One of the best perks of being in education is that we get to start over twice a year–once in August/September when the new school year begins and once in January when the new calendar year begins. That means that kids, too, get to reboot twice a year and start anew!
For some of you, perhaps the first part of the school year was a good one for the kids. And for others, perhaps it was a struggle. Either way, setting goals with kids is an excellent practice and can help build skills for life. i.e.: Setting goals and then making action plans to reach goals.

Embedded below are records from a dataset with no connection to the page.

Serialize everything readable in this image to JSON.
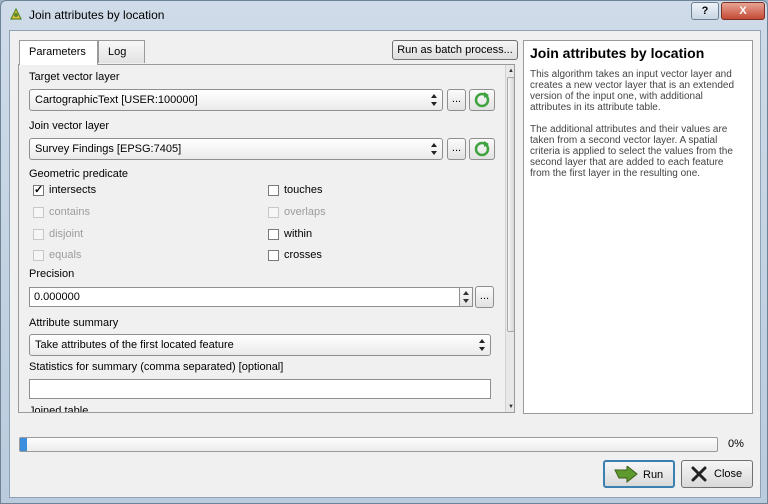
{
  "window": {
    "title": "Join attributes by location",
    "help_label": "?",
    "close_label": "X"
  },
  "tabs": [
    {
      "label": "Parameters"
    },
    {
      "label": "Log"
    }
  ],
  "batch_button": "Run as batch process...",
  "params": {
    "target_layer": {
      "label": "Target vector layer",
      "value": "CartographicText [USER:100000]"
    },
    "join_layer": {
      "label": "Join vector layer",
      "value": "Survey Findings [EPSG:7405]"
    },
    "predicate": {
      "label": "Geometric predicate",
      "items": [
        {
          "label": "intersects",
          "checked": true,
          "enabled": true
        },
        {
          "label": "touches",
          "checked": false,
          "enabled": true
        },
        {
          "label": "contains",
          "checked": false,
          "enabled": false
        },
        {
          "label": "overlaps",
          "checked": false,
          "enabled": false
        },
        {
          "label": "disjoint",
          "checked": false,
          "enabled": false
        },
        {
          "label": "within",
          "checked": false,
          "enabled": true
        },
        {
          "label": "equals",
          "checked": false,
          "enabled": false
        },
        {
          "label": "crosses",
          "checked": false,
          "enabled": true
        }
      ]
    },
    "precision": {
      "label": "Precision",
      "value": "0.000000"
    },
    "attribute_summary": {
      "label": "Attribute summary",
      "value": "Take attributes of the first located feature"
    },
    "statistics": {
      "label": "Statistics for summary (comma separated) [optional]",
      "value": ""
    },
    "joined_table": {
      "label": "Joined table"
    },
    "ellipsis": "..."
  },
  "help": {
    "title": "Join attributes by location",
    "para1": "This algorithm takes an input vector layer and creates a new vector layer that is an extended version of the input one, with additional attributes in its attribute table.",
    "para2": "The additional attributes and their values are taken from a second vector layer. A spatial criteria is applied to select the values from the second layer that are added to each feature from the first layer in the resulting one."
  },
  "progress": {
    "value": 0.01,
    "label": "0%"
  },
  "buttons": {
    "run": "Run",
    "close": "Close"
  },
  "colors": {
    "accent": "#3e8ede",
    "iterate_green": "#3fa33f",
    "run_arrow": "#5e9a2d",
    "close_x": "#222222"
  }
}
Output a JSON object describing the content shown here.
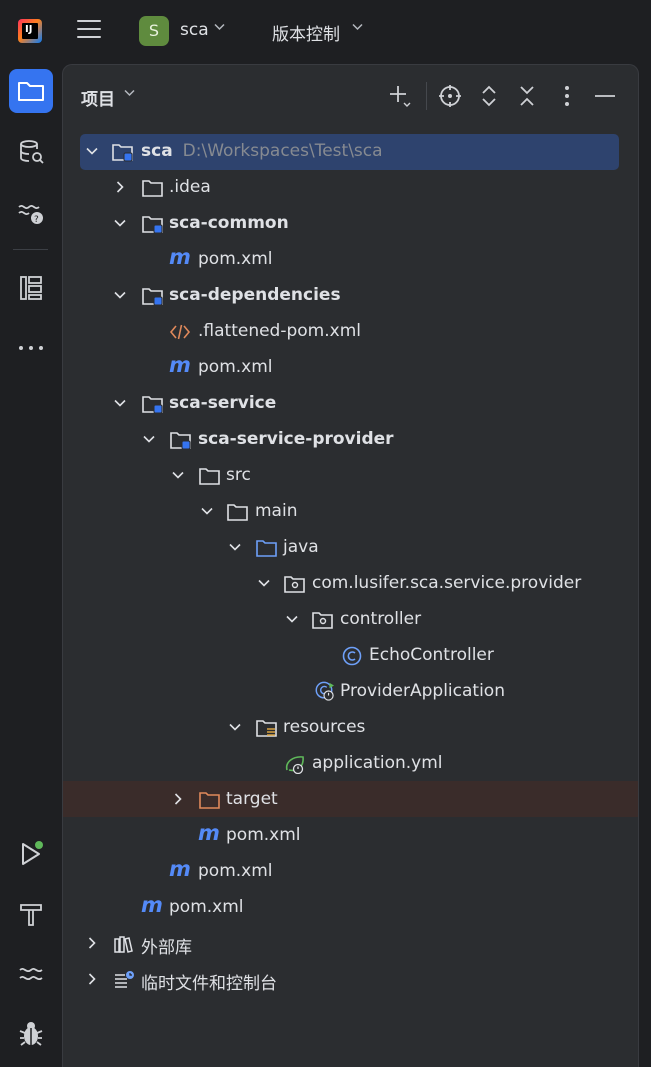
{
  "topbar": {
    "logo_text": "IJ",
    "project_badge": "S",
    "project_name": "sca",
    "vcs_label": "版本控制"
  },
  "panel": {
    "title": "项目"
  },
  "tree": {
    "root": {
      "name": "sca",
      "path": "D:\\Workspaces\\Test\\sca"
    },
    "idea": ".idea",
    "sca_common": "sca-common",
    "common_pom": "pom.xml",
    "sca_dependencies": "sca-dependencies",
    "flattened_pom": ".flattened-pom.xml",
    "dependencies_pom": "pom.xml",
    "sca_service": "sca-service",
    "sca_service_provider": "sca-service-provider",
    "src": "src",
    "main": "main",
    "java": "java",
    "package": "com.lusifer.sca.service.provider",
    "controller": "controller",
    "echo_controller": "EchoController",
    "provider_application": "ProviderApplication",
    "resources": "resources",
    "application_yml": "application.yml",
    "target": "target",
    "provider_pom": "pom.xml",
    "service_pom": "pom.xml",
    "root_pom": "pom.xml",
    "external_libs": "外部库",
    "scratches": "临时文件和控制台"
  },
  "colors": {
    "accent": "#3574f0",
    "selection": "#2e436e",
    "maven_m": "#548af7",
    "target_folder": "#e0895b"
  }
}
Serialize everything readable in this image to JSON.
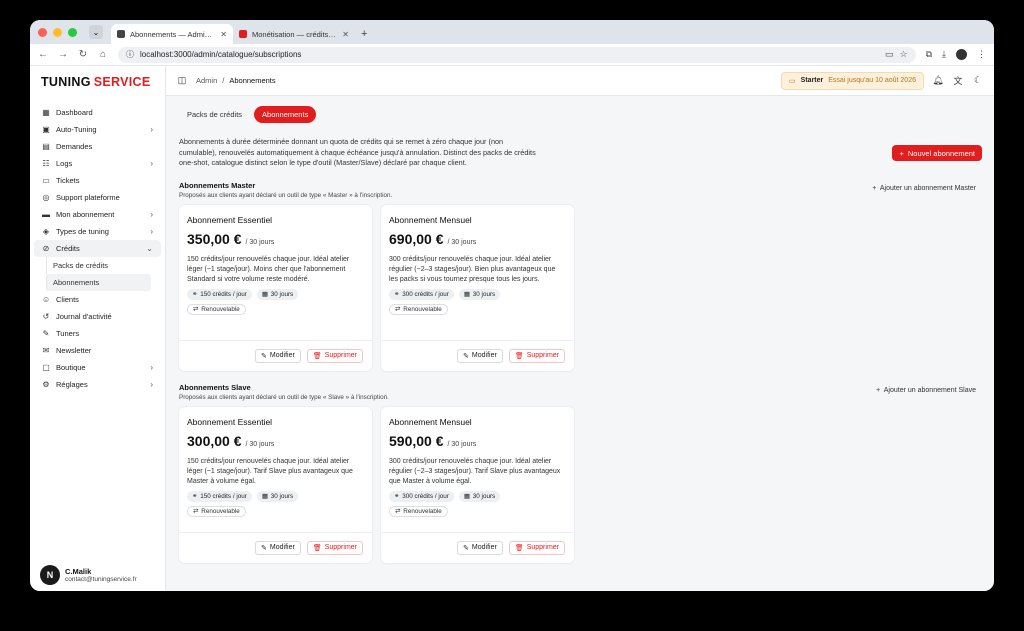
{
  "browser": {
    "tabs": [
      {
        "title": "Abonnements — Admin · Tuni",
        "active": true,
        "favicon_color": "#444444"
      },
      {
        "title": "Monétisation — crédits, abon",
        "active": false,
        "favicon_color": "#e11d1d"
      }
    ],
    "url": "localhost:3000/admin/catalogue/subscriptions"
  },
  "brand": {
    "part1": "TUNING",
    "part2": "SERVICE"
  },
  "sidebar": {
    "items": [
      {
        "label": "Dashboard",
        "icon": "dashboard-icon",
        "glyph": "▦",
        "chevron": false
      },
      {
        "label": "Auto-Tuning",
        "icon": "cpu-icon",
        "glyph": "▣",
        "chevron": true
      },
      {
        "label": "Demandes",
        "icon": "inbox-icon",
        "glyph": "▤",
        "chevron": false
      },
      {
        "label": "Logs",
        "icon": "logs-icon",
        "glyph": "☷",
        "chevron": true
      },
      {
        "label": "Tickets",
        "icon": "ticket-icon",
        "glyph": "▭",
        "chevron": false
      },
      {
        "label": "Support plateforme",
        "icon": "support-icon",
        "glyph": "◎",
        "chevron": false
      },
      {
        "label": "Mon abonnement",
        "icon": "card-icon",
        "glyph": "▬",
        "chevron": true
      },
      {
        "label": "Types de tuning",
        "icon": "tag-icon",
        "glyph": "◈",
        "chevron": true
      }
    ],
    "credits": {
      "label": "Crédits",
      "icon": "credits-icon",
      "glyph": "⊘",
      "sub": [
        "Packs de crédits",
        "Abonnements"
      ]
    },
    "items2": [
      {
        "label": "Clients",
        "icon": "users-icon",
        "glyph": "☺",
        "chevron": false
      },
      {
        "label": "Journal d'activité",
        "icon": "history-icon",
        "glyph": "↺",
        "chevron": false
      },
      {
        "label": "Tuners",
        "icon": "wrench-icon",
        "glyph": "✎",
        "chevron": false
      },
      {
        "label": "Newsletter",
        "icon": "mail-icon",
        "glyph": "✉",
        "chevron": false
      },
      {
        "label": "Boutique",
        "icon": "shop-icon",
        "glyph": "▢",
        "chevron": true
      },
      {
        "label": "Réglages",
        "icon": "settings-icon",
        "glyph": "⚙",
        "chevron": true
      }
    ],
    "user": {
      "initial": "N",
      "name": "C.Malik",
      "email": "contact@tuningservice.fr"
    }
  },
  "topbar": {
    "breadcrumb_root": "Admin",
    "breadcrumb_sep": "/",
    "breadcrumb_current": "Abonnements",
    "plan_name": "Starter",
    "plan_trial": "Essai jusqu'au 10 août 2026"
  },
  "tabs": {
    "packs": "Packs de crédits",
    "abonnements": "Abonnements"
  },
  "intro": "Abonnements à durée déterminée donnant un quota de crédits qui se remet à zéro chaque jour (non cumulable), renouvelés automatiquement à chaque échéance jusqu'à annulation. Distinct des packs de crédits one-shot, catalogue distinct selon le type d'outil (Master/Slave) déclaré par chaque client.",
  "new_button": "Nouvel abonnement",
  "sections": [
    {
      "title": "Abonnements Master",
      "subtitle": "Proposés aux clients ayant déclaré un outil de type « Master » à l'inscription.",
      "add_label": "Ajouter un abonnement Master",
      "cards": [
        {
          "name": "Abonnement Essentiel",
          "price": "350,00 €",
          "period": "/ 30 jours",
          "desc": "150 crédits/jour renouvelés chaque jour. Idéal atelier léger (~1 stage/jour). Moins cher que l'abonnement Standard si votre volume reste modéré.",
          "chip_credits": "150 crédits / jour",
          "chip_days": "30 jours",
          "chip_renew": "Renouvelable"
        },
        {
          "name": "Abonnement Mensuel",
          "price": "690,00 €",
          "period": "/ 30 jours",
          "desc": "300 crédits/jour renouvelés chaque jour. Idéal atelier régulier (~2–3 stages/jour). Bien plus avantageux que les packs si vous tournez presque tous les jours.",
          "chip_credits": "300 crédits / jour",
          "chip_days": "30 jours",
          "chip_renew": "Renouvelable"
        }
      ]
    },
    {
      "title": "Abonnements Slave",
      "subtitle": "Proposés aux clients ayant déclaré un outil de type « Slave » à l'inscription.",
      "add_label": "Ajouter un abonnement Slave",
      "cards": [
        {
          "name": "Abonnement Essentiel",
          "price": "300,00 €",
          "period": "/ 30 jours",
          "desc": "150 crédits/jour renouvelés chaque jour. Idéal atelier léger (~1 stage/jour). Tarif Slave plus avantageux que Master à volume égal.",
          "chip_credits": "150 crédits / jour",
          "chip_days": "30 jours",
          "chip_renew": "Renouvelable"
        },
        {
          "name": "Abonnement Mensuel",
          "price": "590,00 €",
          "period": "/ 30 jours",
          "desc": "300 crédits/jour renouvelés chaque jour. Idéal atelier régulier (~2–3 stages/jour). Tarif Slave plus avantageux que Master à volume égal.",
          "chip_credits": "300 crédits / jour",
          "chip_days": "30 jours",
          "chip_renew": "Renouvelable"
        }
      ]
    }
  ],
  "card_actions": {
    "edit": "Modifier",
    "delete": "Supprimer"
  },
  "colors": {
    "accent": "#e11d1d",
    "plan_bg": "#fdf0dd",
    "plan_text": "#b8761a"
  }
}
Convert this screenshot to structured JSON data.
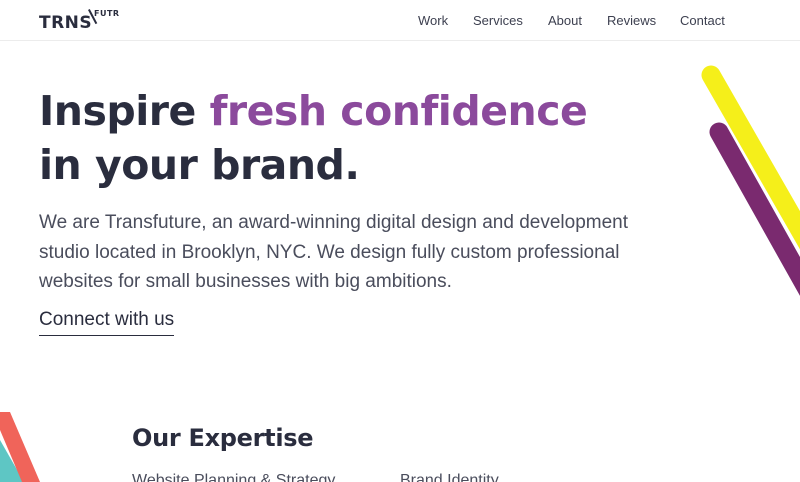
{
  "brand": {
    "logo_main": "TRNS",
    "logo_sub": "FUTR"
  },
  "nav": {
    "items": [
      {
        "label": "Work"
      },
      {
        "label": "Services"
      },
      {
        "label": "About"
      },
      {
        "label": "Reviews"
      },
      {
        "label": "Contact"
      }
    ]
  },
  "hero": {
    "title_part1": "Inspire ",
    "title_accent": "fresh confidence",
    "title_part2": "in your brand.",
    "description": "We are Transfuture, an award-winning digital design and development studio located in Brooklyn, NYC. We design fully custom professional websites for small businesses with big ambitions.",
    "cta_label": "Connect with us"
  },
  "expertise": {
    "title": "Our Expertise",
    "items": [
      {
        "label": "Website Planning & Strategy"
      },
      {
        "label": "Brand Identity"
      }
    ]
  },
  "colors": {
    "text_dark": "#2a2d3e",
    "accent_purple": "#8b4a9c",
    "stripe_yellow": "#f5ef1a",
    "stripe_purple": "#7a2a6f",
    "stripe_coral": "#f0645a",
    "stripe_teal": "#5ec6c4"
  }
}
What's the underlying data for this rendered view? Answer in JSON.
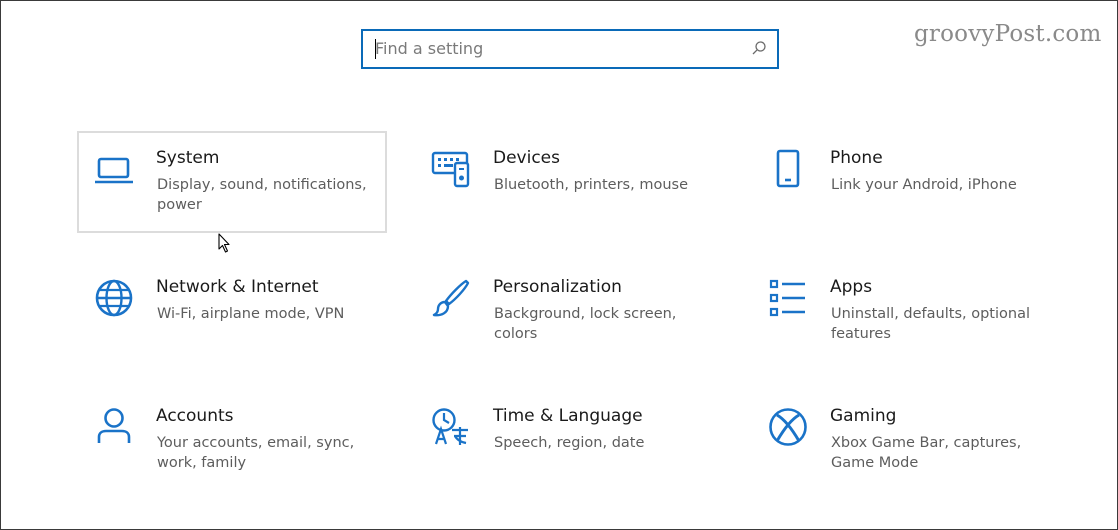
{
  "search": {
    "placeholder": "Find a setting"
  },
  "watermark": "groovyPost.com",
  "colors": {
    "accent": "#0a6ab8",
    "icon": "#1a73c8"
  },
  "tiles": [
    {
      "title": "System",
      "description": "Display, sound, notifications, power",
      "icon": "laptop-icon"
    },
    {
      "title": "Devices",
      "description": "Bluetooth, printers, mouse",
      "icon": "keyboard-devices-icon"
    },
    {
      "title": "Phone",
      "description": "Link your Android, iPhone",
      "icon": "phone-icon"
    },
    {
      "title": "Network & Internet",
      "description": "Wi-Fi, airplane mode, VPN",
      "icon": "globe-icon"
    },
    {
      "title": "Personalization",
      "description": "Background, lock screen, colors",
      "icon": "paintbrush-icon"
    },
    {
      "title": "Apps",
      "description": "Uninstall, defaults, optional features",
      "icon": "apps-list-icon"
    },
    {
      "title": "Accounts",
      "description": "Your accounts, email, sync, work, family",
      "icon": "person-icon"
    },
    {
      "title": "Time & Language",
      "description": "Speech, region, date",
      "icon": "time-language-icon"
    },
    {
      "title": "Gaming",
      "description": "Xbox Game Bar, captures, Game Mode",
      "icon": "xbox-icon"
    }
  ]
}
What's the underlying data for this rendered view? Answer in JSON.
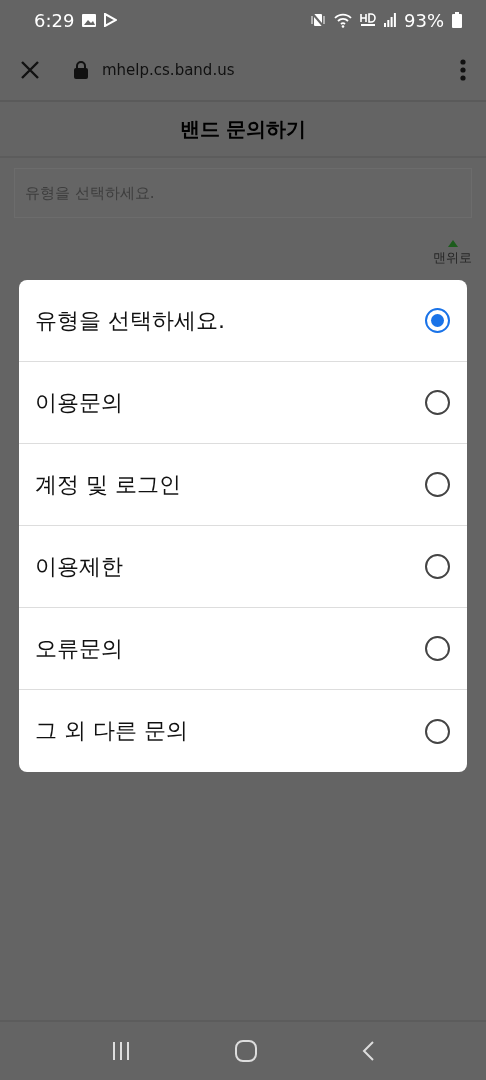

As a teacher, I always set aside time at the start of the school year and at the start of the calendar year for setting goals with my students. The start of the calendar year is also the perfect opportunity to evaluate progress on the goals that were set at the start of the school year. In January, kids could scrap their goals and set brand new ones or simply adjust the ones that they’d set in August. Now is the perfect opportunity to sit down with your kids to set some goals for the remaining months of the school year.
So how do you go about setting goals with kids?
1. Together. Ask your child’s teacher at school if they set new years goals. If so, build on those so you can partner with the teacher. If not, sit down with your child along with any other parent/guardian who is involved. As the saying goes, two heads are better than one.
2. Guide. Guide your child in setting SMART goals.
Make sure they are:
A-attainable (with concerted effort) BUT also
T-three (no more than three total and they don’t all have to be related to school)
3. Plan. Make plans for how they are going to reach each goal. For example, if your child’s goal is turn in all homework on time, a viable plan would be to write assignments down in an assignment notebook (or planner), create a set time during the evening to do homework, and not do anything else until nightly homework is completed.
4. Evaluate. Determine when would be an appropriate time to evaluate those goals. This really depends on each individual goal, how long a child would need to demonstrate progress, and what measure you will use.
5. Reward. Many people do better with rewards, after all, who doesn’t like to be acknowledged for good work or meeting a goal? Our Lil Pig is just 5 years old so while he has a goal set for school, he also has a personal goal to get a $25 UNO Attack! We weren’t about to simply buy it for him. Instead, my man, Lil Pig and I sat down to create a plan for what he can do to earn it. He has to earn 25 stickers by: exhibiting kindness, cleaning his room, completing his homework, reading 3 books, etc… There’s a long list of ways he can earn a sticker. I’m guessing it’ll take him a few weeks to attain this goal. We shall see.
Do you set goals with your child? If so, I’d love to hear your thoughts and ideas.
I hope you all had a lovely holiday season! May the new year be one of peace, prosperity, and joy! As always, thank you for reading!